We want to eliminate the shotgun approach to treating joint pain.

A joint approach to eliminating pain

With 4.5 million Canadians affected by arthritis, it has become one of our most costly chronic conditions. Every year, more than $21 billion is spent combatting the disease, but there are still no approved drugs to stop it from progressing.

The Arthritis Program at the Toronto Western Hospital has world-leading researchers and clinicians investigating ways to diagnose arthritis early, develop new treatments, and create personalized treatment plans for patients. Among the team are Dr. Mohit Kapoor, Senior Scientist, Buchan Arthritis Research Centre in the Krembil Research Institute; and Research Director, the Arthritis Research Group and Dr. Raja Rampersaud, Scientist, Buchan Arthritis Research Centre in the Krembil Research Institute; Orthopaedic Spine Surgeon; and Co-Director, Arthritis Centre for Health Transformation.

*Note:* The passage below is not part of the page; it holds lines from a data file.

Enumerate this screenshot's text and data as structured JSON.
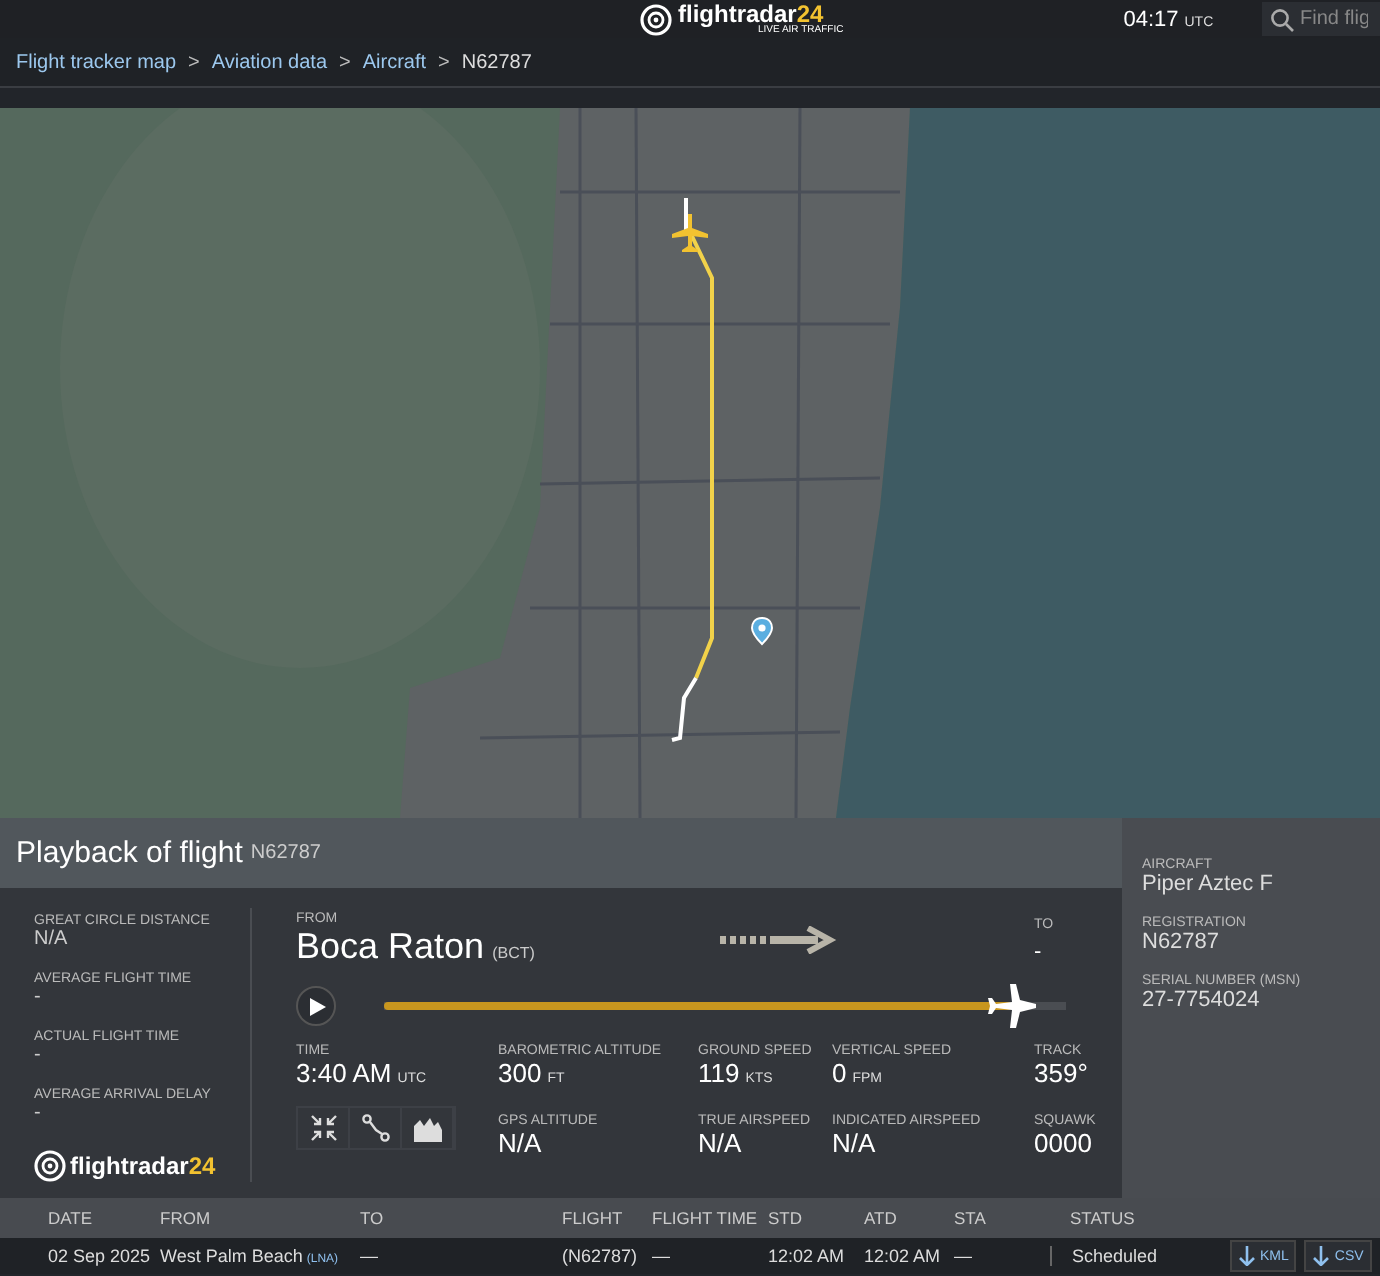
{
  "header": {
    "logo": {
      "name": "flightradar",
      "accent": "24",
      "tagline": "LIVE AIR TRAFFIC"
    },
    "clock": {
      "time": "04:17",
      "zone": "UTC"
    },
    "search": {
      "placeholder": "Find flig"
    }
  },
  "breadcrumb_separator": ">",
  "breadcrumbs": [
    {
      "label": "Flight tracker map",
      "kind": "link"
    },
    {
      "label": "Aviation data",
      "kind": "link"
    },
    {
      "label": "Aircraft",
      "kind": "link"
    },
    {
      "label": "N62787",
      "kind": "current"
    }
  ],
  "playback": {
    "title": "Playback of flight",
    "registration": "N62787"
  },
  "stats": [
    {
      "label": "GREAT CIRCLE DISTANCE",
      "value": "N/A"
    },
    {
      "label": "AVERAGE FLIGHT TIME",
      "value": "-"
    },
    {
      "label": "ACTUAL FLIGHT TIME",
      "value": "-"
    },
    {
      "label": "AVERAGE ARRIVAL DELAY",
      "value": "-"
    }
  ],
  "footer_logo": {
    "name": "flightradar",
    "accent": "24"
  },
  "route": {
    "from_label": "FROM",
    "from_city": "Boca Raton",
    "from_code": "(BCT)",
    "to_label": "TO",
    "to_value": "-"
  },
  "timeline": {
    "level": 0.92
  },
  "readings": [
    [
      {
        "label": "TIME",
        "value": "3:40 AM",
        "unit": "UTC"
      }
    ],
    [
      {
        "label": "BAROMETRIC ALTITUDE",
        "value": "300",
        "unit": "FT"
      },
      {
        "label": "GPS ALTITUDE",
        "value": "N/A"
      }
    ],
    [
      {
        "label": "GROUND SPEED",
        "value": "119",
        "unit": "KTS"
      },
      {
        "label": "TRUE AIRSPEED",
        "value": "N/A"
      }
    ],
    [
      {
        "label": "VERTICAL SPEED",
        "value": "0",
        "unit": "FPM"
      },
      {
        "label": "INDICATED AIRSPEED",
        "value": "N/A"
      }
    ],
    [
      {
        "label": "TRACK",
        "value": "359°"
      },
      {
        "label": "SQUAWK",
        "value": "0000"
      }
    ]
  ],
  "aircraft": [
    {
      "label": "AIRCRAFT",
      "value": "Piper Aztec F"
    },
    {
      "label": "REGISTRATION",
      "value": "N62787"
    },
    {
      "label": "SERIAL NUMBER (MSN)",
      "value": "27-7754024"
    }
  ],
  "table": {
    "columns": [
      "DATE",
      "FROM",
      "TO",
      "FLIGHT",
      "FLIGHT TIME",
      "STD",
      "ATD",
      "STA",
      "STATUS"
    ],
    "rows": [
      {
        "cells": [
          "02 Sep 2025",
          "West Palm Beach",
          "—",
          "(N62787)",
          "—",
          "12:02 AM",
          "12:02 AM",
          "—",
          "Scheduled"
        ],
        "from_code": "(LNA)",
        "downloads": [
          "KML",
          "CSV"
        ]
      }
    ]
  }
}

Drs. Rampersaud and Kapoor are collaborating in their efforts to advance research and treatment to help people suffering from arthritis right now, and in the future.

Molecular basis of arthritis

A major focus of  Dr. Kapoor’s research has been on diagnosing arthritis earlier. With  Dr. Rampersaud and Dr. Akhiro Nakamura, he studied studied tissue biopsies of 55 patients with varying stages of oseteoarthritis. Within these samples, they looked at 2,100 microRNAs, which are small molecules that control 60 per cent of our genes. They discovered  two specific microRNAs – called biomarkers – that contribute directly to cartilage destruction and increased inflammation. These biomarkers also depleted collagen, the most important component in cartilage. These biomarkers will help track osteoarthritis and improve the way we monitor response to treatment. They will also use this knowledge to develop a drug that blocks the molecules causing cartilage destruction.

The next steps for Dr. Kapoor will be to launch the next phase of the trial which will involve more than 250 patients. He is also developing two new tools: one to detect osteoarthritis biomarkers in patients’ blood, and another to block the microRNAs that contribute to osteoarthritis. These tools will make it easier for doctors to diagnose osteoarthritis in its earlier stages, and limit irreparable damage to patients’cartilage. Biomarkers could also help doctors prescribe more effective treatment plans by  recommending surgery sooner rather than later.

Fast-track to arthritis care

Dr. Rampersaud started the Inter-Professional Spine Assessment and Education Clinics (ISAEC) with three goals in mind: to improve the way we assess serious pain, to create tailored treatment plans for each patient and to fast-track referrals to specialists. Essentially, he wants to eliminate the shotgun approach to treating joint pain.

He leading a program to train advanced practice clinicians (physiotherapists and chiropractors) to work with nurse practitioners, family doctors and specialists to provide integrated and timely assessment, education and treatment plans for patients with low back pain and related symptoms. Before this initiative, it could take 6 to 12 months before a patient saw a spinal surgeon, only to be told surgery is not the answer. But through ISAEC, patients are  assessed and educated more thoroughly, and only those who would benefit from seeing a specialist like me receive an appointment.

The response to the project has been promising. More than 95 per cent of patients have reported that they understood their condition much better after meeting with one of our advanced practice clinicians. And after surveying primary care providers who are part of the ISAEC network, Dr. Rampersaud found their confidence in assessing their patients with lower back pain had improved significantly. They have also seen a 33 per cent reduction in unnecessary spine MRIs.